Impact of dynamic energy pricing schemes on a novel multi-user home energy management system
Health, Engineering and Science
School of Engineering
Energy management systems can play an important role in residential energy usage because of recent rapid progress in home appliance technology coupled with rising populations. Home energy management systems (HEMS) technology can provide a smart and efficient way of optimizing energy usage in residential buildings. In addition, a HEMS can help tackle three major issues facing society. The first is reducing greenhouse gas emissions, which are a major driver of climate change. Secondly, energy usage must be minimized in response to increasing energy prices and demand. Finally, energy wastage depletes non-renewable energy resources. This paper presents a HEMS algorithm that monitors and controls household appliances based on a combination of energy pricing models including time of use (TOU), real time pricing (RTP), inclining block rate (IBR) and multiple inhabitants sharing a home and its appliances. This novel algorithm helps to manage and schedule usage by prioritizing multiple uses with preferred usage patterns. Two different scenarios will be implemented to develop and test the influence of a multiple users and load priority (MULP) on reducing energy consumption, energy cost and greenhouse gas emissions. In the first scenario, TOU pricing and different demand limits are used, while the second scenario focuses on the RTP combined with IBR pricing.
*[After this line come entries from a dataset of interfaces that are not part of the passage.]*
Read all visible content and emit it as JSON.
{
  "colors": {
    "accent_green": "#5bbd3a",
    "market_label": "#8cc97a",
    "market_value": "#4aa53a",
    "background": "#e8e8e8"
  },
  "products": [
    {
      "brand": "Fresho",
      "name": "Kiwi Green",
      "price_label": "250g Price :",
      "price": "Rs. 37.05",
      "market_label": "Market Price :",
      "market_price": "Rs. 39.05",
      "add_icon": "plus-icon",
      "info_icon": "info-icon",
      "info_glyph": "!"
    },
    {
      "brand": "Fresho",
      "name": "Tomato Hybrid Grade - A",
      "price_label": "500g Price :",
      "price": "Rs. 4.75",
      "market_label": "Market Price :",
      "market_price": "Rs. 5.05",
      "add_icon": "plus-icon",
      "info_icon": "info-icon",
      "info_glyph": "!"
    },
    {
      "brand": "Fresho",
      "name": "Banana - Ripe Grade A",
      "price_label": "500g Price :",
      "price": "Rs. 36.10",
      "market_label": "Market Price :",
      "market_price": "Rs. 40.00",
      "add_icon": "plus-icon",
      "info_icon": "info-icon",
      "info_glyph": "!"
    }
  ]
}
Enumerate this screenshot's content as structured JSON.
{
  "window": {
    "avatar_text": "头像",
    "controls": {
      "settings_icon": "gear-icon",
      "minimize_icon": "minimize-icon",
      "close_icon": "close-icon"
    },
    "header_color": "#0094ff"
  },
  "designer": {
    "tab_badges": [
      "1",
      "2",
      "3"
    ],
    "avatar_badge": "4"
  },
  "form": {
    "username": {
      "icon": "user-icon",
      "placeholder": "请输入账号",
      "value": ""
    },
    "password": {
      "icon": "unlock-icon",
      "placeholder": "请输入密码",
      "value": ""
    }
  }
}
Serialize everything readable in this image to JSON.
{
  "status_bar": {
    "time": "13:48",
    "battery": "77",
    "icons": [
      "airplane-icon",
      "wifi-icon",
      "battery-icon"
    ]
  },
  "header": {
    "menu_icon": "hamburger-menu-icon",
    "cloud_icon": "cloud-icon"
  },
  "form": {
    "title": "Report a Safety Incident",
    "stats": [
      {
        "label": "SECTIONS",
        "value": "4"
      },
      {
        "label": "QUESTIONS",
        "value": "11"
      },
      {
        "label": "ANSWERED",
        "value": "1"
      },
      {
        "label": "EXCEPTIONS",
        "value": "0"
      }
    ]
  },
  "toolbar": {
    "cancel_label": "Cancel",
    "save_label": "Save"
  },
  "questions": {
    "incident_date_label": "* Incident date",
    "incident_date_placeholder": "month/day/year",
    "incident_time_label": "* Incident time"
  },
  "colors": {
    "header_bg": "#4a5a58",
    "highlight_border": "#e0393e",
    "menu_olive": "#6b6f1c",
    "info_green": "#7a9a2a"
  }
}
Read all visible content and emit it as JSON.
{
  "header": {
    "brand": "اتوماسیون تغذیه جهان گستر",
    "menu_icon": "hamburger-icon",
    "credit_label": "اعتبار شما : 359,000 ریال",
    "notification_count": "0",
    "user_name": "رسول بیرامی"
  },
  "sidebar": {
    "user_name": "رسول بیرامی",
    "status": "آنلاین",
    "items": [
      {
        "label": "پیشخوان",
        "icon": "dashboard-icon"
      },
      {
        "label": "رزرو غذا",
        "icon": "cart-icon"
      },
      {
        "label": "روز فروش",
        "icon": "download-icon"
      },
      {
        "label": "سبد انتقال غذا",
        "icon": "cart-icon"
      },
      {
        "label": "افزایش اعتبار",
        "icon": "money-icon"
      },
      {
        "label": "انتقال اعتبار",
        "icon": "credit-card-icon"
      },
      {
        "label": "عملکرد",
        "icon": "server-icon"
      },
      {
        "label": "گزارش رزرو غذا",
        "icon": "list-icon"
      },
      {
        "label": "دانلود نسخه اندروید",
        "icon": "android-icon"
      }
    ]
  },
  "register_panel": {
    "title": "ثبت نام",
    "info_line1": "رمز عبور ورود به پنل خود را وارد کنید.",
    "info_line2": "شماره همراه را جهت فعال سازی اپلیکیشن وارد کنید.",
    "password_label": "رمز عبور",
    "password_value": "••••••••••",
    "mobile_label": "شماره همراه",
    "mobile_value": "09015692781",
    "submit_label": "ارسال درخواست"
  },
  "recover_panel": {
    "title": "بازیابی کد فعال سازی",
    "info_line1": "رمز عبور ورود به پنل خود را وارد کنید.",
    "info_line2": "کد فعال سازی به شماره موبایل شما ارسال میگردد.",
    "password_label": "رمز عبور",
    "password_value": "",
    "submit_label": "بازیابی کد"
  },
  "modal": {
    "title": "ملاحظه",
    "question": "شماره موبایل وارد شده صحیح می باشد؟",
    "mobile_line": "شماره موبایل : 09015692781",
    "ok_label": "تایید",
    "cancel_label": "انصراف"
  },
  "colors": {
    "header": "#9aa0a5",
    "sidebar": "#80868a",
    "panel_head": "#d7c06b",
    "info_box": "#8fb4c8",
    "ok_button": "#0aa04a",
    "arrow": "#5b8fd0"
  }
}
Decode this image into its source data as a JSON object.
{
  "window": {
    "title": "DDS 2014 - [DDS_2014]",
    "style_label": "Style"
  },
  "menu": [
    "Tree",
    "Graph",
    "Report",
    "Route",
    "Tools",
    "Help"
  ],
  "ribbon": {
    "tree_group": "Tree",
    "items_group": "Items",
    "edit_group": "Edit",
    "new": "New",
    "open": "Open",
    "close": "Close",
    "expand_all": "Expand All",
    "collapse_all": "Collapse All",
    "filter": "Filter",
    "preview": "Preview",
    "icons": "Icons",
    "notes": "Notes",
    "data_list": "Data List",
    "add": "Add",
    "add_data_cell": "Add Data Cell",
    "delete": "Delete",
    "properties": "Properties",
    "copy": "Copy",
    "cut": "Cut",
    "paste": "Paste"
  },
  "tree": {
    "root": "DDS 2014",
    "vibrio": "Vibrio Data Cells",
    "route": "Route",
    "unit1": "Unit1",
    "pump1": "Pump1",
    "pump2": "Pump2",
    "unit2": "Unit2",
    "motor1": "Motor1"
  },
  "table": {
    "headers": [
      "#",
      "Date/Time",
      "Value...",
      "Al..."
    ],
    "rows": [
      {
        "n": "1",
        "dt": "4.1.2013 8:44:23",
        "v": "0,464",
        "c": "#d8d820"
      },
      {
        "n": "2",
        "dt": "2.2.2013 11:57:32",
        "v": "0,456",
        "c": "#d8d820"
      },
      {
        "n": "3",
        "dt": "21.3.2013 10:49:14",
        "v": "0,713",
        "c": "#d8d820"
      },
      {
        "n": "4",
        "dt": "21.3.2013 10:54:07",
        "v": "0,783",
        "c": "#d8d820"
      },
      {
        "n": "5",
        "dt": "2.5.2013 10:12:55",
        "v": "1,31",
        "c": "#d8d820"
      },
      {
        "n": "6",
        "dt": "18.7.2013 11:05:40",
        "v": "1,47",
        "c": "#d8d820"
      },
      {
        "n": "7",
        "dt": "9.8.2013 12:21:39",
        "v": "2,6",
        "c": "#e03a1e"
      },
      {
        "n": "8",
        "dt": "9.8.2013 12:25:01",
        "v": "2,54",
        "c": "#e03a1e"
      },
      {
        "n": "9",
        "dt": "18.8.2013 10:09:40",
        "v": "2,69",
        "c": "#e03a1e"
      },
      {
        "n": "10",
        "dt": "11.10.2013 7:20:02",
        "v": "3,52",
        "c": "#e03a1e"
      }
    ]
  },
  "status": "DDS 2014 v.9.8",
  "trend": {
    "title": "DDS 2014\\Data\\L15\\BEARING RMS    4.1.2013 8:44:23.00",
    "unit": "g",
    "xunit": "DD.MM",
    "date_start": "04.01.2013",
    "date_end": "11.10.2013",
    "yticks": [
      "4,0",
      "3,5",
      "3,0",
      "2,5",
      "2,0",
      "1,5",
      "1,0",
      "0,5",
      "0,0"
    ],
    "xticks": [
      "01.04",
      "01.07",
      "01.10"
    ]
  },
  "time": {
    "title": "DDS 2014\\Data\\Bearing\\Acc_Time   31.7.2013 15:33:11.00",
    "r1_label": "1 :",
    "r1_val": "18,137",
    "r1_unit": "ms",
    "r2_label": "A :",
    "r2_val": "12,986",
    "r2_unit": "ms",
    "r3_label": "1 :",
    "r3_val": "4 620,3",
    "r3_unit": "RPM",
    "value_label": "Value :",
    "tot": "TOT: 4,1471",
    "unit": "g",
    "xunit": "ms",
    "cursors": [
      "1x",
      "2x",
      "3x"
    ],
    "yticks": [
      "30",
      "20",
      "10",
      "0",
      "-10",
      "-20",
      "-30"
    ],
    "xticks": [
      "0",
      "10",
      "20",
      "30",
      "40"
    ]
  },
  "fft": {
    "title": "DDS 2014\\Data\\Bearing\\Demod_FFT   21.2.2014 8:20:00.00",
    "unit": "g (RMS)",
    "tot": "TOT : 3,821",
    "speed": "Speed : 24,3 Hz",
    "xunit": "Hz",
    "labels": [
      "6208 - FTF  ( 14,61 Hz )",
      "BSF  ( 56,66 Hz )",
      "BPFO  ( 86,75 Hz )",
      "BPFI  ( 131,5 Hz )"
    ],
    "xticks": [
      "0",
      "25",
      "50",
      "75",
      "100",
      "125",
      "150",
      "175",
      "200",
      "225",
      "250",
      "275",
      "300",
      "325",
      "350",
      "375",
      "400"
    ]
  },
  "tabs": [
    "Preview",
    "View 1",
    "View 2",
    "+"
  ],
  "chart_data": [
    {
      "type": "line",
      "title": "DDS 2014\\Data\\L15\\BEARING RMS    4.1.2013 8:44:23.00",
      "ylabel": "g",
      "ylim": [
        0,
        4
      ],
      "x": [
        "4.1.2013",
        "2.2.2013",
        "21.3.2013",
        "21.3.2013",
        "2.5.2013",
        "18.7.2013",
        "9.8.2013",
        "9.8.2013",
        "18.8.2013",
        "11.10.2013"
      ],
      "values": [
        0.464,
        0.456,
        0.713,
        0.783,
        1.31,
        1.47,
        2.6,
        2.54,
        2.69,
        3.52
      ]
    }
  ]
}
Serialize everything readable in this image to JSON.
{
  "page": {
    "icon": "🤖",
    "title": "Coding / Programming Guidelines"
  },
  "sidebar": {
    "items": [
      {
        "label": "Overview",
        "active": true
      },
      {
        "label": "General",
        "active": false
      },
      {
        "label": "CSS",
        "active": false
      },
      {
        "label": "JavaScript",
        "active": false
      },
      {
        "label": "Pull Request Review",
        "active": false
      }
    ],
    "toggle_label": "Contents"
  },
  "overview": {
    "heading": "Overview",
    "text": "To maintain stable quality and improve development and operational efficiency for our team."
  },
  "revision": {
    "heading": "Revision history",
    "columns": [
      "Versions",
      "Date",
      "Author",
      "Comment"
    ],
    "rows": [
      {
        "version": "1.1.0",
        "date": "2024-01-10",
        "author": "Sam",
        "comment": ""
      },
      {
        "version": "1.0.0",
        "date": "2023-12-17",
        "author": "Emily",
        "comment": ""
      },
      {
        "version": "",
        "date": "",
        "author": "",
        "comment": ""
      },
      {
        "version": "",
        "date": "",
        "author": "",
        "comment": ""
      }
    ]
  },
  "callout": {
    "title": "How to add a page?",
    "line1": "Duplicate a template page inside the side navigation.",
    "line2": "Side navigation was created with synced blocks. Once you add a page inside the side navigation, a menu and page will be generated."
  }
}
Simulation results show that the combination of the MULP algorithm and the RTP pricing model with IBR pricing leads to significant reductions in user payments and total energy consumption.